What you have to do> If a line in the entries below includes "date", pick it out and copy it.

[Interface dataset entries]
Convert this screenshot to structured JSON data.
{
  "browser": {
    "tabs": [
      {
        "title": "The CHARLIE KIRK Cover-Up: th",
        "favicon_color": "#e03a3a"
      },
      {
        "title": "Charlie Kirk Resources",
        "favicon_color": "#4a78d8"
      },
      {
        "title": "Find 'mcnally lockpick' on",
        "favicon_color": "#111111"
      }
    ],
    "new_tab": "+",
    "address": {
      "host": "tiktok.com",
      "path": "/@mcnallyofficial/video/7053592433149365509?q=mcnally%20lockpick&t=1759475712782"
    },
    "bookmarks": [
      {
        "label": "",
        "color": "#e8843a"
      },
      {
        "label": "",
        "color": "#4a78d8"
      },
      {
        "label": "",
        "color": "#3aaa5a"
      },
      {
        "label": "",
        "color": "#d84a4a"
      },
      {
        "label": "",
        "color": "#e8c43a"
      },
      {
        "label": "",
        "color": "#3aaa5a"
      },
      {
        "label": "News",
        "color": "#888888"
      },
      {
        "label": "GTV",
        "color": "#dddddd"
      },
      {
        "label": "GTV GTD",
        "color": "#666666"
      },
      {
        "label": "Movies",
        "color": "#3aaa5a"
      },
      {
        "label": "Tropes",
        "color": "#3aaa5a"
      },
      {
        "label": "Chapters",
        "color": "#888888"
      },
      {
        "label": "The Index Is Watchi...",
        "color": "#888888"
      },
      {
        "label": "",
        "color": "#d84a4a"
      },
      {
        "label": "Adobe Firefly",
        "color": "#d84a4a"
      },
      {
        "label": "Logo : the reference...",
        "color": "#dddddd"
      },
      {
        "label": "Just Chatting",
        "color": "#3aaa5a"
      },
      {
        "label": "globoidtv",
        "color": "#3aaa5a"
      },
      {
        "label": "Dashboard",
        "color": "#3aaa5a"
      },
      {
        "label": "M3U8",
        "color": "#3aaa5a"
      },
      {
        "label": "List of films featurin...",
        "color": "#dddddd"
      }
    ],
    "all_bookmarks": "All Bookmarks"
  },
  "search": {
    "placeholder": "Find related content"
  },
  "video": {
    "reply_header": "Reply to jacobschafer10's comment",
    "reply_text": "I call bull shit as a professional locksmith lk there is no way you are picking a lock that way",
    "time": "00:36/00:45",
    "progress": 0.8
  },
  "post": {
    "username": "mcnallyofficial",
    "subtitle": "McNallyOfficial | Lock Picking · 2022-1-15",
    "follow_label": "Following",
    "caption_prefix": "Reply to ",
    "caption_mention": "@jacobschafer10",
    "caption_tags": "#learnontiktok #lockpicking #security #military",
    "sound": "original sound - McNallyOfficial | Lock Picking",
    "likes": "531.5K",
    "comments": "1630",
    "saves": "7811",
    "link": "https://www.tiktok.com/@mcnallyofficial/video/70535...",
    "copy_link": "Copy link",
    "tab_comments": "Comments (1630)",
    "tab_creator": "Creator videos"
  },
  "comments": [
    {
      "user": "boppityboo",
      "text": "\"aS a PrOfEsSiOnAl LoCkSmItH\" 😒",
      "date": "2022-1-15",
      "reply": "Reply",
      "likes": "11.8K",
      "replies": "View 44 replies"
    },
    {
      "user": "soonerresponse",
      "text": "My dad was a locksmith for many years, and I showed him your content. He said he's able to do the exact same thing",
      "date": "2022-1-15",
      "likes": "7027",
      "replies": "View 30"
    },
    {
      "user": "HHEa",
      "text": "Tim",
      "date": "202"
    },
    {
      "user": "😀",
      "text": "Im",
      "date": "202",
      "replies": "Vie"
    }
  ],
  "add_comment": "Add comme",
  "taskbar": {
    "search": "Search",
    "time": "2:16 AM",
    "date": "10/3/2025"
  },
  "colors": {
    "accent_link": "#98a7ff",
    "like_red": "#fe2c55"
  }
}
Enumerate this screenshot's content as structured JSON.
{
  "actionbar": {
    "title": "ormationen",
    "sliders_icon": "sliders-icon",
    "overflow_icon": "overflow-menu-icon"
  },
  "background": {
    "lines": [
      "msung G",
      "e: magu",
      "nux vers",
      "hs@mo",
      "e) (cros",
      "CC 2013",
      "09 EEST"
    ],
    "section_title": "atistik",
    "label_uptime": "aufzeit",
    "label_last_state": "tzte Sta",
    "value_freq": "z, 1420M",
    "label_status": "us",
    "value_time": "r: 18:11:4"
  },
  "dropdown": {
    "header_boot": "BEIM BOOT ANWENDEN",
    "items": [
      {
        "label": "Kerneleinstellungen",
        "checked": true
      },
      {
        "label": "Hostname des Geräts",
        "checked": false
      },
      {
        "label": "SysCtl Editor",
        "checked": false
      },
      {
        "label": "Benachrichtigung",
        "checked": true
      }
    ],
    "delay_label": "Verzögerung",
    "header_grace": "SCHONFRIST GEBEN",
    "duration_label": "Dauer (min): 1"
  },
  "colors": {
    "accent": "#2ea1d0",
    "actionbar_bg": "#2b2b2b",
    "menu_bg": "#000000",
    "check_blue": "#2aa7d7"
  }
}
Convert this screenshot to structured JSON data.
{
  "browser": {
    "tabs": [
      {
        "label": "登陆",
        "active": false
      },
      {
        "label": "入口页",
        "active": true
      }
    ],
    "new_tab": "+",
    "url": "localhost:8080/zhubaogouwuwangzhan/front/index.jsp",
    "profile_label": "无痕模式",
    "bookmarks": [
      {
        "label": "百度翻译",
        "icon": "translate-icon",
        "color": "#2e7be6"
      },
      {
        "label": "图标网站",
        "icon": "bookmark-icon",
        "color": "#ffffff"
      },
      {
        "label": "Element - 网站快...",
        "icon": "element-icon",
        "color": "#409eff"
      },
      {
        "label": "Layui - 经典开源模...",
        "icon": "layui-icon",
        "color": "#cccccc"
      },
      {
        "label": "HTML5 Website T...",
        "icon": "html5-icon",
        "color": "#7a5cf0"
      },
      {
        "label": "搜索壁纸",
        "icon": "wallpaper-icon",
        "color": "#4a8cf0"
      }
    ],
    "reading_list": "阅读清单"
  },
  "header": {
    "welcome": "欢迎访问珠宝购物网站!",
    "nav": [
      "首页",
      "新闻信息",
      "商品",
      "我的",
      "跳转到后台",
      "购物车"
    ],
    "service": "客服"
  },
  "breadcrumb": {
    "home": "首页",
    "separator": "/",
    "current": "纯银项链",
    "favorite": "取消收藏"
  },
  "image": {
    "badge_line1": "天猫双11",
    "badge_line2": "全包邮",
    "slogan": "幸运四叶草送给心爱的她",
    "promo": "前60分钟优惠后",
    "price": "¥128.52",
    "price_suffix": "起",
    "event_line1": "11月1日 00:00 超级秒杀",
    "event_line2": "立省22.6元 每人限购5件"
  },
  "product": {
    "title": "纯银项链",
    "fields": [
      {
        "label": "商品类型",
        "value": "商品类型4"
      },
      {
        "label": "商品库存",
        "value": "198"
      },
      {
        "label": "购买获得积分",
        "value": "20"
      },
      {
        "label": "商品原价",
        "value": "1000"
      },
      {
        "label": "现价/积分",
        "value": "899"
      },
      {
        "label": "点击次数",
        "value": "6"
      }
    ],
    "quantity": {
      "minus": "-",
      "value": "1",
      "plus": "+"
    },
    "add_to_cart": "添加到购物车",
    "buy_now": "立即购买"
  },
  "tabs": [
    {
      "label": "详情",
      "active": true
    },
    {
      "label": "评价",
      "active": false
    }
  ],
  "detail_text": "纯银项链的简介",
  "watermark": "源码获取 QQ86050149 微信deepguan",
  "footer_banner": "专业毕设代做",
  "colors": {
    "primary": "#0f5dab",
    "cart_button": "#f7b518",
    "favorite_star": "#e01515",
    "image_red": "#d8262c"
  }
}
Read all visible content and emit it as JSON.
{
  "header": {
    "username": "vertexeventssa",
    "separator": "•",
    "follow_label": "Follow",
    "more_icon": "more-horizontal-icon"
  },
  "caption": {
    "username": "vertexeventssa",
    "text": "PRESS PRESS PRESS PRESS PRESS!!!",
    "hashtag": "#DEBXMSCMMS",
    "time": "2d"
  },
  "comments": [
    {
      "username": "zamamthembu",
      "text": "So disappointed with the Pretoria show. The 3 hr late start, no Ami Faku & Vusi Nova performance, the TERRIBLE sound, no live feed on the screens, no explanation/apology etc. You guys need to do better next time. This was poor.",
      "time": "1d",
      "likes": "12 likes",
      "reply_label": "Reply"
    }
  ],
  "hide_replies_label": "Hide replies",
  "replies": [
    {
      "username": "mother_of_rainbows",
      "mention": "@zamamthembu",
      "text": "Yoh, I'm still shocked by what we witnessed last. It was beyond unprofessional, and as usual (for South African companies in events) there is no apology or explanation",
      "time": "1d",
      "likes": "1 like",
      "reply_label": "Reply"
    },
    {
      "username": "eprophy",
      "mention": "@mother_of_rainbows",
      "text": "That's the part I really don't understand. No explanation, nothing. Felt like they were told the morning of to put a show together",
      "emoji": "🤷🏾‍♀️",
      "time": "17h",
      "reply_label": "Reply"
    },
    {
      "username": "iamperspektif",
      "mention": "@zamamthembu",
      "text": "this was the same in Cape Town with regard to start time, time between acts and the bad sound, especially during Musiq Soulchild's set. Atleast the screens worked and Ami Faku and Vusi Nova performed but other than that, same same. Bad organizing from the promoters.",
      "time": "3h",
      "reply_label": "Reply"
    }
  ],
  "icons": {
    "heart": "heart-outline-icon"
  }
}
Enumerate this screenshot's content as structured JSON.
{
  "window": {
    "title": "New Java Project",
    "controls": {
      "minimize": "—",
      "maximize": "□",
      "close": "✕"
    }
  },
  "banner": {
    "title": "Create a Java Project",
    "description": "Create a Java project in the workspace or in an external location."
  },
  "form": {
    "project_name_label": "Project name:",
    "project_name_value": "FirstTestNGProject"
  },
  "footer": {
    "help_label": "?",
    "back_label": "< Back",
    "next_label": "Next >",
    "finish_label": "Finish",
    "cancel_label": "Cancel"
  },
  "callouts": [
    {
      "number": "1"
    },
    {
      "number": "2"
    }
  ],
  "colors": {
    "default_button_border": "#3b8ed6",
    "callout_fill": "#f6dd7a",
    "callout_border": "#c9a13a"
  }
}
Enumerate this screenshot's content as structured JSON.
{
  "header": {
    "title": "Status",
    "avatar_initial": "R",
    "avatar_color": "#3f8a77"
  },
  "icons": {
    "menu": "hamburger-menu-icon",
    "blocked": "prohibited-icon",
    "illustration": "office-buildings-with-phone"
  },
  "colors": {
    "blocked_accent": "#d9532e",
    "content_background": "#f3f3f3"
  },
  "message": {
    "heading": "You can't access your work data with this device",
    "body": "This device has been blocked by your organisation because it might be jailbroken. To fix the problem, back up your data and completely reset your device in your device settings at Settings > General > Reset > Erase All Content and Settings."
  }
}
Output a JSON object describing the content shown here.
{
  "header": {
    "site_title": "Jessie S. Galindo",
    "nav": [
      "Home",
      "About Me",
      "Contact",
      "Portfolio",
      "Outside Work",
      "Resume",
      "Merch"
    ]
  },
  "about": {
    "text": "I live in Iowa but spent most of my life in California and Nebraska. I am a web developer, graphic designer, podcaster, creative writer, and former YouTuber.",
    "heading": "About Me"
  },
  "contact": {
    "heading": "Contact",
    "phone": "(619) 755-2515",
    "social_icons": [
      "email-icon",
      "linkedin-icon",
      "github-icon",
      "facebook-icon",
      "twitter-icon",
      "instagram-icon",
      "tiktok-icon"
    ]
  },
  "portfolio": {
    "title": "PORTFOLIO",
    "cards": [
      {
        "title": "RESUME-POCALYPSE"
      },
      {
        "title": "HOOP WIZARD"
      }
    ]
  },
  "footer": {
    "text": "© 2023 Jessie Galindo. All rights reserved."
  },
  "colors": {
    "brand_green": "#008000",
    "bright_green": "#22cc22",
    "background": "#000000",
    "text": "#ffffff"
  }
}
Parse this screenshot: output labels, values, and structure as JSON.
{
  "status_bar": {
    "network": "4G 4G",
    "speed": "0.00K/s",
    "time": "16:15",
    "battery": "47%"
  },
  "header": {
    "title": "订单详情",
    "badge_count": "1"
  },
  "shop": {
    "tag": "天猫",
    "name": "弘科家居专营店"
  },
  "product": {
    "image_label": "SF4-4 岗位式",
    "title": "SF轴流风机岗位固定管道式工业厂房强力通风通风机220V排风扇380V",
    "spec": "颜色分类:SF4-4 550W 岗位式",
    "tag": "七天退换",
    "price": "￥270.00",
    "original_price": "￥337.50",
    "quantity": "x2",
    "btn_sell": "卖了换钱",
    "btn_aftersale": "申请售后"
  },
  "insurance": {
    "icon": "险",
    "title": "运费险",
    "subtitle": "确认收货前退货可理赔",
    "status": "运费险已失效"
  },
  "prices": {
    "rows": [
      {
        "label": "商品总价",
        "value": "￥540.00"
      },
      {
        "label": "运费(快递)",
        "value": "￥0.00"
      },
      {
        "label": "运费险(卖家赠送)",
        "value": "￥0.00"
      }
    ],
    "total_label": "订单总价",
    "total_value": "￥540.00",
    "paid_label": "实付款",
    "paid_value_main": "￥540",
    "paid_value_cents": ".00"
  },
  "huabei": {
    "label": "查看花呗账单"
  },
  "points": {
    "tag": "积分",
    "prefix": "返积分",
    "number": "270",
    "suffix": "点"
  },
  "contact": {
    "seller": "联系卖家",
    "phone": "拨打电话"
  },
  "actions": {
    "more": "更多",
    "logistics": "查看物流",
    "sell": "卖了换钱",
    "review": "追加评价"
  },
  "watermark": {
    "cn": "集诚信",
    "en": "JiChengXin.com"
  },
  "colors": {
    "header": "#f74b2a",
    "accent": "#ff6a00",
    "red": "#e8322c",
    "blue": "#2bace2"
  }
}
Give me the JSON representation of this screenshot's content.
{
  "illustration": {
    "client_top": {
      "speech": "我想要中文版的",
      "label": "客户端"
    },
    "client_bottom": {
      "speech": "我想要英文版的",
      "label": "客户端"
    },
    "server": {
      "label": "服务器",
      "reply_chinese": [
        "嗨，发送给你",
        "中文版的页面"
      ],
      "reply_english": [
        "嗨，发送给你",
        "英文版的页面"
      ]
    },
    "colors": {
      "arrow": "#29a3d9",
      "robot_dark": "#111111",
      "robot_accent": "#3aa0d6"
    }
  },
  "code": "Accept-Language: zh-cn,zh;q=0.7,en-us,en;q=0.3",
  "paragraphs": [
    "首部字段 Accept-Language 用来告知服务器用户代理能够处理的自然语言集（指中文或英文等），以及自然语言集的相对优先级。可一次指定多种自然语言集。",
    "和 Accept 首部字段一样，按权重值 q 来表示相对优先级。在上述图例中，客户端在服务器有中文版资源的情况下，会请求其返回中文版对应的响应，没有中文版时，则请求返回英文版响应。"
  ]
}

Solution for this problem>
      "date": "2022-1-15",
      "date": "2022-1-15",
      "date": "202"
      "date": "202",
    "date": "10/3/2025"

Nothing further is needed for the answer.